- Extracted material:
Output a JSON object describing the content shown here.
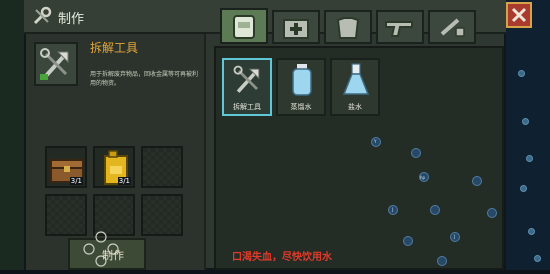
{
  "window": {
    "title": "制作"
  },
  "selected_item": {
    "name": "拆解工具",
    "description": "用于拆解废弃物品，回收金属等可再被利用的物资。"
  },
  "ingredients": [
    {
      "name": "treasure-chest",
      "count": "3/1"
    },
    {
      "name": "fuel-can",
      "count": "3/1"
    }
  ],
  "craft_button": {
    "label": "制作"
  },
  "tabs": [
    {
      "name": "backpack",
      "active": true
    },
    {
      "name": "medical-kit",
      "active": false
    },
    {
      "name": "clothing",
      "active": false
    },
    {
      "name": "weapon",
      "active": false
    },
    {
      "name": "tools",
      "active": false
    }
  ],
  "recipes": [
    {
      "label": "拆解工具",
      "icon": "wrench-axe-icon",
      "selected": true
    },
    {
      "label": "蒸馏水",
      "icon": "water-bottle-icon",
      "selected": false
    },
    {
      "label": "盐水",
      "icon": "flask-icon",
      "selected": false
    }
  ],
  "warning": "口渴失血，尽快饮用水",
  "map_nodes": [
    "Y",
    "hp",
    "J",
    "J"
  ],
  "colors": {
    "accent_gold": "#e4a53a",
    "warning_red": "#e23a2a",
    "selection_cyan": "#5fc7d6",
    "close_red": "#a93a2e"
  }
}
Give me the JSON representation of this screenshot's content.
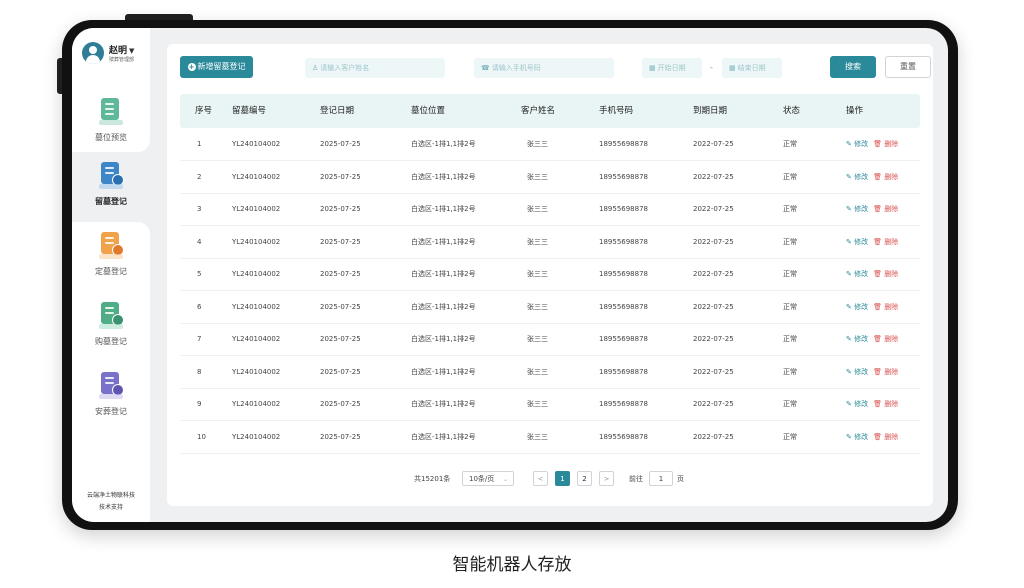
{
  "user": {
    "name": "赵明",
    "role": "殡葬管理部"
  },
  "sidebar": {
    "items": [
      {
        "label": "墓位预览",
        "icon": "building-icon"
      },
      {
        "label": "留墓登记",
        "icon": "document-clock-icon"
      },
      {
        "label": "定墓登记",
        "icon": "document-coin-icon"
      },
      {
        "label": "购墓登记",
        "icon": "document-check-icon"
      },
      {
        "label": "安葬登记",
        "icon": "document-person-icon"
      }
    ],
    "active": 1,
    "footer_company": "云端净土物联科技",
    "footer_support": "技术支持"
  },
  "toolbar": {
    "new_label": "新增留墓登记",
    "customer_placeholder": "请输入客户姓名",
    "phone_placeholder": "请输入手机号码",
    "start_date_placeholder": "开始日期",
    "date_separator": "-",
    "end_date_placeholder": "结束日期",
    "search_label": "搜索",
    "reset_label": "重置"
  },
  "table": {
    "headers": [
      "序号",
      "留墓编号",
      "登记日期",
      "墓位位置",
      "客户姓名",
      "手机号码",
      "到期日期",
      "状态",
      "操作"
    ],
    "edit_label": "修改",
    "delete_label": "删除",
    "rows": [
      [
        "1",
        "YL240104002",
        "2025-07-25",
        "白选区-1排1,1排2号",
        "张三三",
        "18955698878",
        "2022-07-25",
        "正常"
      ],
      [
        "2",
        "YL240104002",
        "2025-07-25",
        "白选区-1排1,1排2号",
        "张三三",
        "18955698878",
        "2022-07-25",
        "正常"
      ],
      [
        "3",
        "YL240104002",
        "2025-07-25",
        "白选区-1排1,1排2号",
        "张三三",
        "18955698878",
        "2022-07-25",
        "正常"
      ],
      [
        "4",
        "YL240104002",
        "2025-07-25",
        "白选区-1排1,1排2号",
        "张三三",
        "18955698878",
        "2022-07-25",
        "正常"
      ],
      [
        "5",
        "YL240104002",
        "2025-07-25",
        "白选区-1排1,1排2号",
        "张三三",
        "18955698878",
        "2022-07-25",
        "正常"
      ],
      [
        "6",
        "YL240104002",
        "2025-07-25",
        "白选区-1排1,1排2号",
        "张三三",
        "18955698878",
        "2022-07-25",
        "正常"
      ],
      [
        "7",
        "YL240104002",
        "2025-07-25",
        "白选区-1排1,1排2号",
        "张三三",
        "18955698878",
        "2022-07-25",
        "正常"
      ],
      [
        "8",
        "YL240104002",
        "2025-07-25",
        "白选区-1排1,1排2号",
        "张三三",
        "18955698878",
        "2022-07-25",
        "正常"
      ],
      [
        "9",
        "YL240104002",
        "2025-07-25",
        "白选区-1排1,1排2号",
        "张三三",
        "18955698878",
        "2022-07-25",
        "正常"
      ],
      [
        "10",
        "YL240104002",
        "2025-07-25",
        "白选区-1排1,1排2号",
        "张三三",
        "18955698878",
        "2022-07-25",
        "正常"
      ]
    ]
  },
  "pagination": {
    "total": "共15201条",
    "page_size": "10条/页",
    "prev": "<",
    "next": ">",
    "pages": [
      "1",
      "2"
    ],
    "current": "1",
    "goto_label": "前往",
    "goto_value": "1",
    "goto_suffix": "页"
  },
  "caption": "智能机器人存放",
  "colors": {
    "accent": "#2b8a9a",
    "danger": "#d9534f",
    "header_bg": "#e9f4f5"
  }
}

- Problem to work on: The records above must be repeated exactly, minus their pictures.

- Solution to this problem:
Output a JSON object describing the content shown here.
{
  "window": {
    "title": "制作"
  },
  "selected_item": {
    "name": "拆解工具",
    "description": "用于拆解废弃物品，回收金属等可再被利用的物资。"
  },
  "ingredients": [
    {
      "name": "treasure-chest",
      "count": "3/1"
    },
    {
      "name": "fuel-can",
      "count": "3/1"
    }
  ],
  "craft_button": {
    "label": "制作"
  },
  "tabs": [
    {
      "name": "backpack",
      "active": true
    },
    {
      "name": "medical-kit",
      "active": false
    },
    {
      "name": "clothing",
      "active": false
    },
    {
      "name": "weapon",
      "active": false
    },
    {
      "name": "tools",
      "active": false
    }
  ],
  "recipes": [
    {
      "label": "拆解工具",
      "icon": "wrench-axe-icon",
      "selected": true
    },
    {
      "label": "蒸馏水",
      "icon": "water-bottle-icon",
      "selected": false
    },
    {
      "label": "盐水",
      "icon": "flask-icon",
      "selected": false
    }
  ],
  "warning": "口渴失血，尽快饮用水",
  "map_nodes": [
    "Y",
    "hp",
    "J",
    "J"
  ],
  "colors": {
    "accent_gold": "#e4a53a",
    "warning_red": "#e23a2a",
    "selection_cyan": "#5fc7d6",
    "close_red": "#a93a2e"
  }
}
Give me the JSON representation of this screenshot's content.
{
  "user": {
    "name": "赵明",
    "role": "殡葬管理部"
  },
  "sidebar": {
    "items": [
      {
        "label": "墓位预览",
        "icon": "building-icon"
      },
      {
        "label": "留墓登记",
        "icon": "document-clock-icon"
      },
      {
        "label": "定墓登记",
        "icon": "document-coin-icon"
      },
      {
        "label": "购墓登记",
        "icon": "document-check-icon"
      },
      {
        "label": "安葬登记",
        "icon": "document-person-icon"
      }
    ],
    "active": 1,
    "footer_company": "云端净土物联科技",
    "footer_support": "技术支持"
  },
  "toolbar": {
    "new_label": "新增留墓登记",
    "customer_placeholder": "请输入客户姓名",
    "phone_placeholder": "请输入手机号码",
    "start_date_placeholder": "开始日期",
    "date_separator": "-",
    "end_date_placeholder": "结束日期",
    "search_label": "搜索",
    "reset_label": "重置"
  },
  "table": {
    "headers": [
      "序号",
      "留墓编号",
      "登记日期",
      "墓位位置",
      "客户姓名",
      "手机号码",
      "到期日期",
      "状态",
      "操作"
    ],
    "edit_label": "修改",
    "delete_label": "删除",
    "rows": [
      [
        "1",
        "YL240104002",
        "2025-07-25",
        "白选区-1排1,1排2号",
        "张三三",
        "18955698878",
        "2022-07-25",
        "正常"
      ],
      [
        "2",
        "YL240104002",
        "2025-07-25",
        "白选区-1排1,1排2号",
        "张三三",
        "18955698878",
        "2022-07-25",
        "正常"
      ],
      [
        "3",
        "YL240104002",
        "2025-07-25",
        "白选区-1排1,1排2号",
        "张三三",
        "18955698878",
        "2022-07-25",
        "正常"
      ],
      [
        "4",
        "YL240104002",
        "2025-07-25",
        "白选区-1排1,1排2号",
        "张三三",
        "18955698878",
        "2022-07-25",
        "正常"
      ],
      [
        "5",
        "YL240104002",
        "2025-07-25",
        "白选区-1排1,1排2号",
        "张三三",
        "18955698878",
        "2022-07-25",
        "正常"
      ],
      [
        "6",
        "YL240104002",
        "2025-07-25",
        "白选区-1排1,1排2号",
        "张三三",
        "18955698878",
        "2022-07-25",
        "正常"
      ],
      [
        "7",
        "YL240104002",
        "2025-07-25",
        "白选区-1排1,1排2号",
        "张三三",
        "18955698878",
        "2022-07-25",
        "正常"
      ],
      [
        "8",
        "YL240104002",
        "2025-07-25",
        "白选区-1排1,1排2号",
        "张三三",
        "18955698878",
        "2022-07-25",
        "正常"
      ],
      [
        "9",
        "YL240104002",
        "2025-07-25",
        "白选区-1排1,1排2号",
        "张三三",
        "18955698878",
        "2022-07-25",
        "正常"
      ],
      [
        "10",
        "YL240104002",
        "2025-07-25",
        "白选区-1排1,1排2号",
        "张三三",
        "18955698878",
        "2022-07-25",
        "正常"
      ]
    ]
  },
  "pagination": {
    "total": "共15201条",
    "page_size": "10条/页",
    "prev": "<",
    "next": ">",
    "pages": [
      "1",
      "2"
    ],
    "current": "1",
    "goto_label": "前往",
    "goto_value": "1",
    "goto_suffix": "页"
  },
  "caption": "智能机器人存放",
  "colors": {
    "accent": "#2b8a9a",
    "danger": "#d9534f",
    "header_bg": "#e9f4f5"
  }
}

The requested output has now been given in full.